CORRESPONDING AUTHOR E-MAIL: Darryn Waugh, email@example.com
The abstract for this article can be found in this issue, following the table of contents.
(1) There are a few cases where polar vortex is used to refer to smaller and shorter-lived vortices that occur in polar regions and within the much broader tropospheric polar vortex discussed here, for example, Cavallo and Hakim (2009).
(2) There are also polar vortices in the atmospheres of other planetary bodies, including Mars, Venus, Saturn, and Saturn's moon Titan (e.g., Read 2011).
Caption: Fig. 1. Schematic of stratospheric and tropospheric polar vortices.

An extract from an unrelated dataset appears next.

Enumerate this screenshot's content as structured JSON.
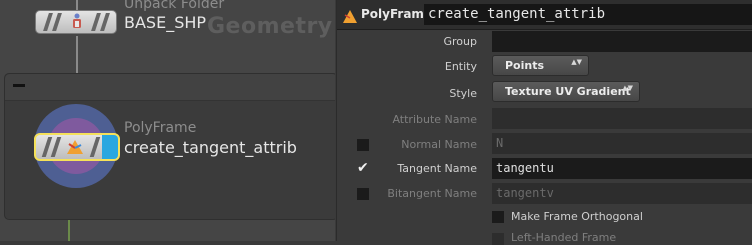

Caption: Fig. 2. Climatological zonal-mean zonal wind in Jan and Jul. The diamonds mark the hemispheric maximum of the zonal wind at each pressure level and the approximate edge of the polar vortex for that hemisphere. Data source: National Oceanic and Atmospheric Administration (NOAA) Climate Prediction Center (CPC) analyses.
Caption: Fig. 3. Maps illustrating the (a),(b) stratospheric and (c),(d) tropospheric vortices in Jan 2014 using (left) geopotential height (shading) and zonal winds (white contours for 30, 40, 50, and 60 m [s.sup.-1]) at (a) 50 and (c) 300 hPa and (right) potential vorticity at (b) 450 and (d) 330 K. The thick black contours illustrate the edge of the vortices defined using geopotential height or potential vorticity. Data source: National Centers for Environmental Prediction (NCEP) reanalyses.
Caption: Fig. 4. Maps of 300-hPa geopotential height for 3-8 Jan 2014. Black contours mark the tropospheric vortex edge at 300 hPa and white contours mark the stratospheric vortex edge at 50 hPa. The R and T on 5 and 6 Jan indicate the location of ridge and trough, respectively, discussed in the text. Data source: NCEP reanalyses.